Of course, just because he’s a shooter doesn’t mean I want him out there jacking threes all game.  He can come off screens and curl in for 2-point baskets.  He can drive the lane occasionally.  But, what I said before is correct:  he’s not a pure scorer.  If his outside shot isn’t falling, he’s not going to find another way to get to 20 points.  In his Husky career, he has never had a season where he attempted more than 3.4 free throws per game.  When he struggles, he’s either gotta shoot his way out of it, or he’s going to end up with some nasty games here and there.  But, as long as he’s not depended upon to be our #1 guy, then that’s fine.  We can weather games where C.J. Wilcox doesn’t have it.

But, for his sake, he better not make that a habit.

Make no mistake, C.J. Wilcox is making a very smart move by coming back to school.  It’s my guess he’d go undrafted this year and struggle to try to make a team as an undrafted free agent.  Most likely, he’d end up overseas to start his career, and who knows if he’d ever make it back?

Oddly enough, C.J. Wilcox needs to work on his outside shooting more than anything else!  After hitting from behind the arc at a 40% clip, his numbers dipped last season to 36.6%.  You hate to see that.  Maybe that was the foot issue, maybe that was because he had all-conference defenders covering him.  Either way, he wasn’t able to step up to the challenge during a VERY challenging season, and now his stock has fallen.

Yes, he needs to work on his other issues – driving the paint, ball handling, getting to the free throw line – but his bread is buttered by his outside shooting.  And, once that starts lagging behind, his professional career is going to be fucked.

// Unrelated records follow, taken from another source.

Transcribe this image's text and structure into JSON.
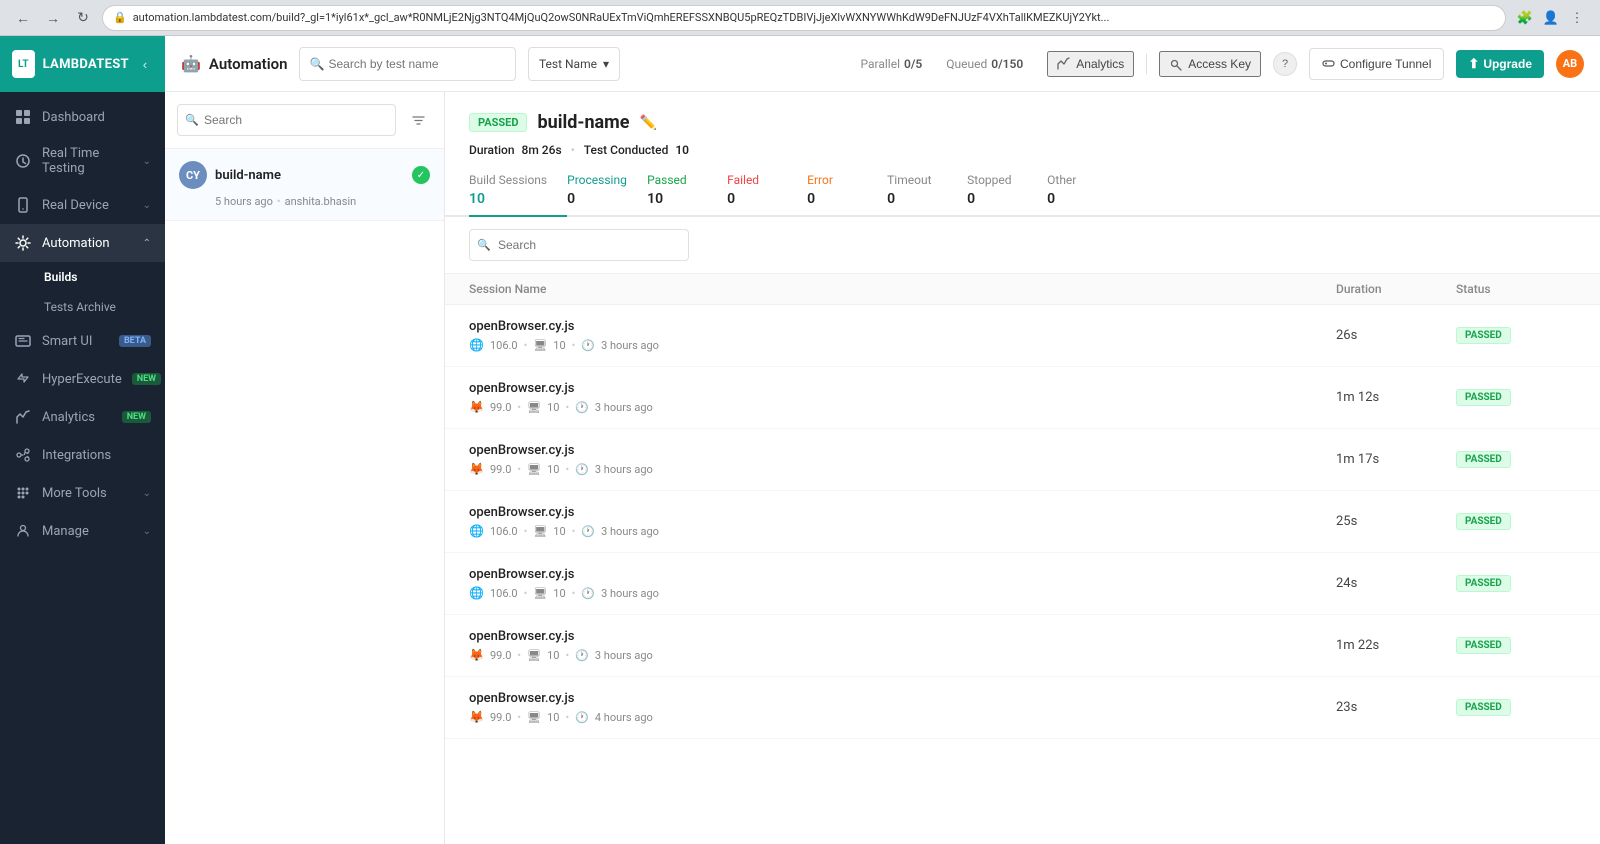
{
  "browser": {
    "url": "automation.lambdatest.com/build?_gl=1*iyl61x*_gcl_aw*R0NMLjE2Njg3NTQ4MjQuQ2owS0NRaUExTmViQmhEREFSSXNBQU5pREQzTDBIVjJjeXlvWXNYWWhKdW9DeFNJUzF4VXhTallKMEZKUjY2Ykt...",
    "back_enabled": false,
    "forward_enabled": false
  },
  "sidebar": {
    "logo_text": "LAMBDATEST",
    "items": [
      {
        "id": "dashboard",
        "label": "Dashboard",
        "icon": "dashboard-icon",
        "active": false
      },
      {
        "id": "real-time-testing",
        "label": "Real Time Testing",
        "icon": "realtime-icon",
        "has_chevron": true,
        "active": false
      },
      {
        "id": "real-device",
        "label": "Real Device",
        "icon": "device-icon",
        "has_chevron": true,
        "active": false
      },
      {
        "id": "automation",
        "label": "Automation",
        "icon": "automation-icon",
        "has_chevron": true,
        "active": true,
        "sub_items": [
          {
            "id": "builds",
            "label": "Builds",
            "active": true
          },
          {
            "id": "tests-archive",
            "label": "Tests Archive",
            "active": false
          }
        ]
      },
      {
        "id": "smart-ui",
        "label": "Smart UI",
        "icon": "smartui-icon",
        "badge": "BETA",
        "badge_type": "beta",
        "active": false
      },
      {
        "id": "hyperexecute",
        "label": "HyperExecute",
        "icon": "hyperexecute-icon",
        "badge": "NEW",
        "badge_type": "new",
        "active": false
      },
      {
        "id": "analytics",
        "label": "Analytics",
        "icon": "analytics-icon",
        "badge": "NEW",
        "badge_type": "new",
        "active": false
      },
      {
        "id": "integrations",
        "label": "Integrations",
        "icon": "integrations-icon",
        "active": false
      },
      {
        "id": "more-tools",
        "label": "More Tools",
        "icon": "tools-icon",
        "has_chevron": true,
        "active": false
      },
      {
        "id": "manage",
        "label": "Manage",
        "icon": "manage-icon",
        "has_chevron": true,
        "active": false
      }
    ]
  },
  "topbar": {
    "title": "Automation",
    "search_placeholder": "Search by test name",
    "test_name_label": "Test Name",
    "parallel_label": "Parallel",
    "parallel_value": "0/5",
    "queued_label": "Queued",
    "queued_value": "0/150",
    "analytics_label": "Analytics",
    "access_key_label": "Access Key",
    "configure_tunnel_label": "Configure Tunnel",
    "upgrade_label": "Upgrade",
    "user_initials": "AB"
  },
  "left_panel": {
    "search_placeholder": "Search",
    "build": {
      "avatar": "CY",
      "name": "build-name",
      "time_ago": "5 hours ago",
      "author": "anshita.bhasin",
      "status": "passed"
    }
  },
  "build_detail": {
    "status_badge": "PASSED",
    "title": "build-name",
    "duration_label": "Duration",
    "duration_value": "8m 26s",
    "test_conducted_label": "Test Conducted",
    "test_conducted_value": "10",
    "stats": [
      {
        "label": "Build Sessions",
        "value": "10",
        "active": true,
        "color": "default"
      },
      {
        "label": "Processing",
        "value": "0",
        "active": false,
        "color": "processing"
      },
      {
        "label": "Passed",
        "value": "10",
        "active": false,
        "color": "passed"
      },
      {
        "label": "Failed",
        "value": "0",
        "active": false,
        "color": "failed"
      },
      {
        "label": "Error",
        "value": "0",
        "active": false,
        "color": "error"
      },
      {
        "label": "Timeout",
        "value": "0",
        "active": false,
        "color": "default"
      },
      {
        "label": "Stopped",
        "value": "0",
        "active": false,
        "color": "default"
      },
      {
        "label": "Other",
        "value": "0",
        "active": false,
        "color": "default"
      }
    ],
    "table": {
      "col_session_name": "Session Name",
      "col_duration": "Duration",
      "col_status": "Status"
    },
    "sessions": [
      {
        "filename": "openBrowser.cy.js",
        "browser": "Chrome",
        "version": "106.0",
        "resolution": "10",
        "time_ago": "3 hours ago",
        "duration": "26s",
        "status": "PASSED"
      },
      {
        "filename": "openBrowser.cy.js",
        "browser": "Firefox",
        "version": "99.0",
        "resolution": "10",
        "time_ago": "3 hours ago",
        "duration": "1m 12s",
        "status": "PASSED"
      },
      {
        "filename": "openBrowser.cy.js",
        "browser": "Firefox",
        "version": "99.0",
        "resolution": "10",
        "time_ago": "3 hours ago",
        "duration": "1m 17s",
        "status": "PASSED"
      },
      {
        "filename": "openBrowser.cy.js",
        "browser": "Chrome",
        "version": "106.0",
        "resolution": "10",
        "time_ago": "3 hours ago",
        "duration": "25s",
        "status": "PASSED"
      },
      {
        "filename": "openBrowser.cy.js",
        "browser": "Chrome",
        "version": "106.0",
        "resolution": "10",
        "time_ago": "3 hours ago",
        "duration": "24s",
        "status": "PASSED"
      },
      {
        "filename": "openBrowser.cy.js",
        "browser": "Firefox",
        "version": "99.0",
        "resolution": "10",
        "time_ago": "3 hours ago",
        "duration": "1m 22s",
        "status": "PASSED"
      },
      {
        "filename": "openBrowser.cy.js",
        "browser": "Firefox",
        "version": "99.0",
        "resolution": "10",
        "time_ago": "4 hours ago",
        "duration": "23s",
        "status": "PASSED"
      }
    ]
  }
}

So, good on him for making the right decision.  The Huskies have talent coming in next season that is sure to take some of the scoring pressure off of Wilcox.  Now, it’s up to his body to stay healthy and it’s up to him to make shots.  The NBA is waiting, kid.  Don’t let your fans down.